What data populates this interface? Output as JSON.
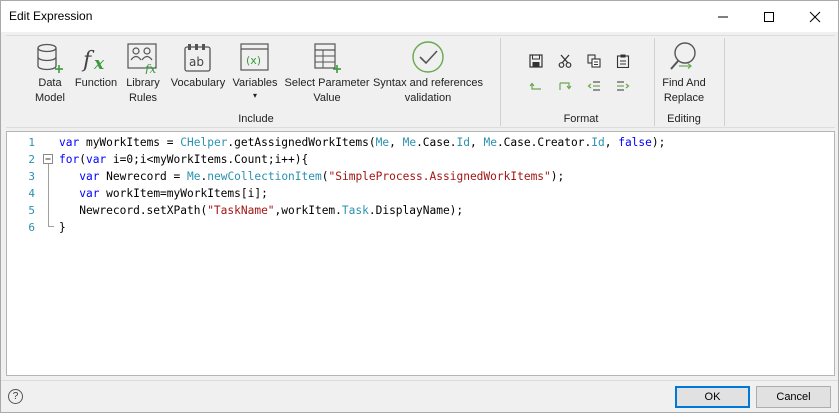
{
  "window": {
    "title": "Edit Expression"
  },
  "ribbon": {
    "include_group": {
      "label": "Include",
      "buttons": [
        {
          "line1": "Data",
          "line2": "Model",
          "icon": "database-icon"
        },
        {
          "line1": "Function",
          "line2": "",
          "icon": "function-fx-icon"
        },
        {
          "line1": "Library",
          "line2": "Rules",
          "icon": "library-rules-icon"
        },
        {
          "line1": "Vocabulary",
          "line2": "",
          "icon": "vocabulary-ab-icon"
        },
        {
          "line1": "Variables",
          "line2": "▾",
          "icon": "variables-x-icon"
        },
        {
          "line1": "Select Parameter",
          "line2": "Value",
          "icon": "parameter-table-icon"
        },
        {
          "line1": "Syntax and references",
          "line2": "validation",
          "icon": "validation-check-icon"
        }
      ]
    },
    "format_group": {
      "label": "Format",
      "icons": [
        "save-icon",
        "cut-icon",
        "copy-icon",
        "paste-icon",
        "undo-icon",
        "redo-icon",
        "outdent-icon",
        "indent-icon"
      ]
    },
    "editing_group": {
      "label": "Editing",
      "find_line1": "Find And",
      "find_line2": "Replace",
      "icon": "find-replace-icon"
    }
  },
  "editor": {
    "line_numbers": [
      "1",
      "2",
      "3",
      "4",
      "5",
      "6"
    ],
    "lines": [
      [
        {
          "t": "var",
          "c": "kw"
        },
        {
          "t": " myWorkItems = ",
          "c": "pl"
        },
        {
          "t": "CHelper",
          "c": "ty"
        },
        {
          "t": ".getAssignedWorkItems(",
          "c": "pl"
        },
        {
          "t": "Me",
          "c": "ty"
        },
        {
          "t": ", ",
          "c": "pl"
        },
        {
          "t": "Me",
          "c": "ty"
        },
        {
          "t": ".Case.",
          "c": "pl"
        },
        {
          "t": "Id",
          "c": "ty"
        },
        {
          "t": ", ",
          "c": "pl"
        },
        {
          "t": "Me",
          "c": "ty"
        },
        {
          "t": ".Case.Creator.",
          "c": "pl"
        },
        {
          "t": "Id",
          "c": "ty"
        },
        {
          "t": ", ",
          "c": "pl"
        },
        {
          "t": "false",
          "c": "kw"
        },
        {
          "t": ");",
          "c": "pl"
        }
      ],
      [
        {
          "t": "for",
          "c": "kw"
        },
        {
          "t": "(",
          "c": "pl"
        },
        {
          "t": "var",
          "c": "kw"
        },
        {
          "t": " i=0;i<myWorkItems.Count;i++){",
          "c": "pl"
        }
      ],
      [
        {
          "t": "   ",
          "c": "pl"
        },
        {
          "t": "var",
          "c": "kw"
        },
        {
          "t": " Newrecord = ",
          "c": "pl"
        },
        {
          "t": "Me",
          "c": "ty"
        },
        {
          "t": ".",
          "c": "pl"
        },
        {
          "t": "newCollectionItem",
          "c": "ty"
        },
        {
          "t": "(",
          "c": "pl"
        },
        {
          "t": "\"SimpleProcess.AssignedWorkItems\"",
          "c": "str"
        },
        {
          "t": ");",
          "c": "pl"
        }
      ],
      [
        {
          "t": "   ",
          "c": "pl"
        },
        {
          "t": "var",
          "c": "kw"
        },
        {
          "t": " workItem=myWorkItems[i];",
          "c": "pl"
        }
      ],
      [
        {
          "t": "   Newrecord.setXPath(",
          "c": "pl"
        },
        {
          "t": "\"TaskName\"",
          "c": "str"
        },
        {
          "t": ",workItem.",
          "c": "pl"
        },
        {
          "t": "Task",
          "c": "ty"
        },
        {
          "t": ".DisplayName);",
          "c": "pl"
        }
      ],
      [
        {
          "t": "}",
          "c": "pl"
        }
      ]
    ]
  },
  "footer": {
    "help_label": "?",
    "ok_label": "OK",
    "cancel_label": "Cancel"
  }
}
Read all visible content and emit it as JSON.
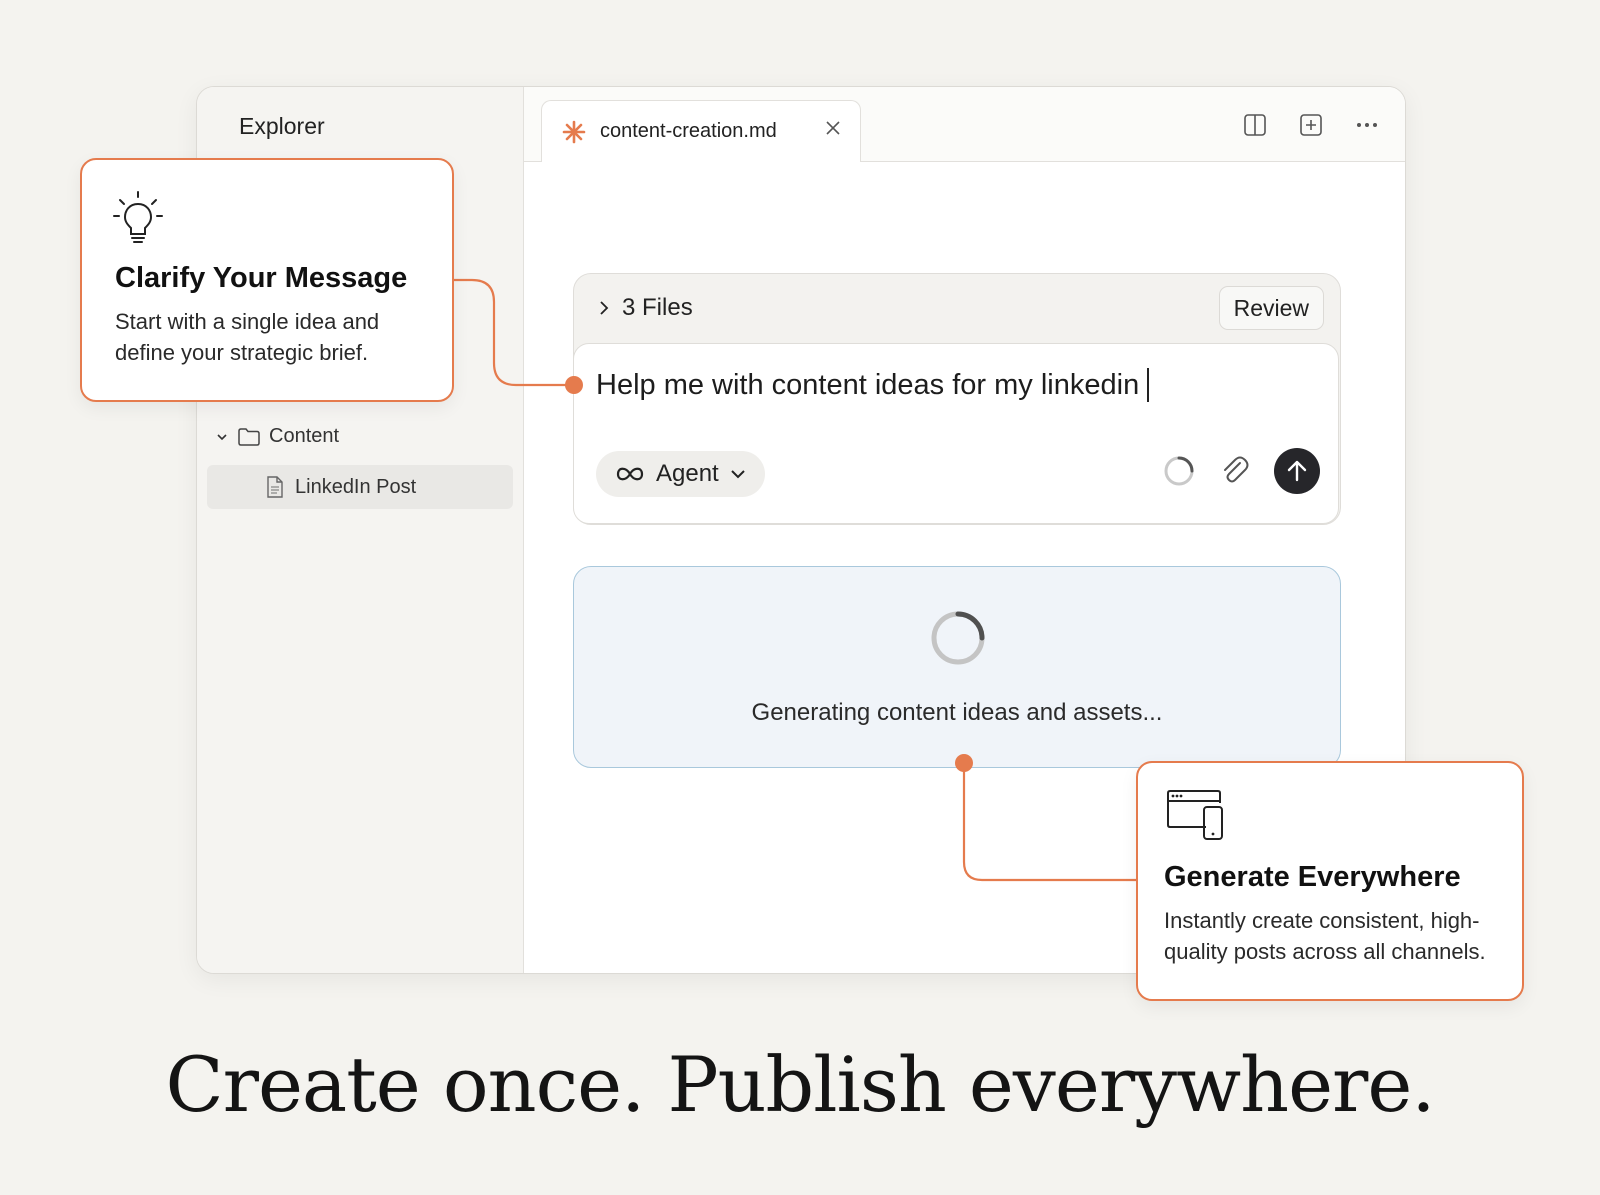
{
  "sidebar": {
    "title": "Explorer",
    "folder_label": "Content",
    "file_label": "LinkedIn Post"
  },
  "tab": {
    "filename": "content-creation.md"
  },
  "chat": {
    "files_label": "3 Files",
    "review_label": "Review",
    "input_text": "Help me with content ideas for my linkedin",
    "agent_label": "Agent"
  },
  "generating": {
    "status_text": "Generating content ideas and assets..."
  },
  "callouts": {
    "clarify": {
      "title": "Clarify Your Message",
      "body_line1": "Start with a single idea and",
      "body_line2": "define your strategic brief."
    },
    "generate": {
      "title": "Generate Everywhere",
      "body_line1": "Instantly create consistent, high-",
      "body_line2": "quality posts across all channels."
    }
  },
  "headline": "Create once. Publish everywhere.",
  "colors": {
    "accent": "#e57b4d",
    "background": "#f4f3ef",
    "panel_border": "#a9c8dc",
    "send_button": "#26262a"
  }
}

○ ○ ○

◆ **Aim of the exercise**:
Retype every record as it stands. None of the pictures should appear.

◆ **The completed task**:
What data populates this interface? Output as JSON.
{
  "window": {
    "title": "Edit Expression"
  },
  "ribbon": {
    "include_group": {
      "label": "Include",
      "buttons": [
        {
          "line1": "Data",
          "line2": "Model",
          "icon": "database-icon"
        },
        {
          "line1": "Function",
          "line2": "",
          "icon": "function-fx-icon"
        },
        {
          "line1": "Library",
          "line2": "Rules",
          "icon": "library-rules-icon"
        },
        {
          "line1": "Vocabulary",
          "line2": "",
          "icon": "vocabulary-ab-icon"
        },
        {
          "line1": "Variables",
          "line2": "▾",
          "icon": "variables-x-icon"
        },
        {
          "line1": "Select Parameter",
          "line2": "Value",
          "icon": "parameter-table-icon"
        },
        {
          "line1": "Syntax and references",
          "line2": "validation",
          "icon": "validation-check-icon"
        }
      ]
    },
    "format_group": {
      "label": "Format",
      "icons": [
        "save-icon",
        "cut-icon",
        "copy-icon",
        "paste-icon",
        "undo-icon",
        "redo-icon",
        "outdent-icon",
        "indent-icon"
      ]
    },
    "editing_group": {
      "label": "Editing",
      "find_line1": "Find And",
      "find_line2": "Replace",
      "icon": "find-replace-icon"
    }
  },
  "editor": {
    "line_numbers": [
      "1",
      "2",
      "3",
      "4",
      "5",
      "6"
    ],
    "lines": [
      [
        {
          "t": "var",
          "c": "kw"
        },
        {
          "t": " myWorkItems = ",
          "c": "pl"
        },
        {
          "t": "CHelper",
          "c": "ty"
        },
        {
          "t": ".getAssignedWorkItems(",
          "c": "pl"
        },
        {
          "t": "Me",
          "c": "ty"
        },
        {
          "t": ", ",
          "c": "pl"
        },
        {
          "t": "Me",
          "c": "ty"
        },
        {
          "t": ".Case.",
          "c": "pl"
        },
        {
          "t": "Id",
          "c": "ty"
        },
        {
          "t": ", ",
          "c": "pl"
        },
        {
          "t": "Me",
          "c": "ty"
        },
        {
          "t": ".Case.Creator.",
          "c": "pl"
        },
        {
          "t": "Id",
          "c": "ty"
        },
        {
          "t": ", ",
          "c": "pl"
        },
        {
          "t": "false",
          "c": "kw"
        },
        {
          "t": ");",
          "c": "pl"
        }
      ],
      [
        {
          "t": "for",
          "c": "kw"
        },
        {
          "t": "(",
          "c": "pl"
        },
        {
          "t": "var",
          "c": "kw"
        },
        {
          "t": " i=0;i<myWorkItems.Count;i++){",
          "c": "pl"
        }
      ],
      [
        {
          "t": "   ",
          "c": "pl"
        },
        {
          "t": "var",
          "c": "kw"
        },
        {
          "t": " Newrecord = ",
          "c": "pl"
        },
        {
          "t": "Me",
          "c": "ty"
        },
        {
          "t": ".",
          "c": "pl"
        },
        {
          "t": "newCollectionItem",
          "c": "ty"
        },
        {
          "t": "(",
          "c": "pl"
        },
        {
          "t": "\"SimpleProcess.AssignedWorkItems\"",
          "c": "str"
        },
        {
          "t": ");",
          "c": "pl"
        }
      ],
      [
        {
          "t": "   ",
          "c": "pl"
        },
        {
          "t": "var",
          "c": "kw"
        },
        {
          "t": " workItem=myWorkItems[i];",
          "c": "pl"
        }
      ],
      [
        {
          "t": "   Newrecord.setXPath(",
          "c": "pl"
        },
        {
          "t": "\"TaskName\"",
          "c": "str"
        },
        {
          "t": ",workItem.",
          "c": "pl"
        },
        {
          "t": "Task",
          "c": "ty"
        },
        {
          "t": ".DisplayName);",
          "c": "pl"
        }
      ],
      [
        {
          "t": "}",
          "c": "pl"
        }
      ]
    ]
  },
  "footer": {
    "help_label": "?",
    "ok_label": "OK",
    "cancel_label": "Cancel"
  }
}
Read all visible content and emit it as JSON.
{
  "sidebar": {
    "title": "Explorer",
    "folder_label": "Content",
    "file_label": "LinkedIn Post"
  },
  "tab": {
    "filename": "content-creation.md"
  },
  "chat": {
    "files_label": "3 Files",
    "review_label": "Review",
    "input_text": "Help me with content ideas for my linkedin",
    "agent_label": "Agent"
  },
  "generating": {
    "status_text": "Generating content ideas and assets..."
  },
  "callouts": {
    "clarify": {
      "title": "Clarify Your Message",
      "body_line1": "Start with a single idea and",
      "body_line2": "define your strategic brief."
    },
    "generate": {
      "title": "Generate Everywhere",
      "body_line1": "Instantly create consistent, high-",
      "body_line2": "quality posts across all channels."
    }
  },
  "headline": "Create once. Publish everywhere.",
  "colors": {
    "accent": "#e57b4d",
    "background": "#f4f3ef",
    "panel_border": "#a9c8dc",
    "send_button": "#26262a"
  }
}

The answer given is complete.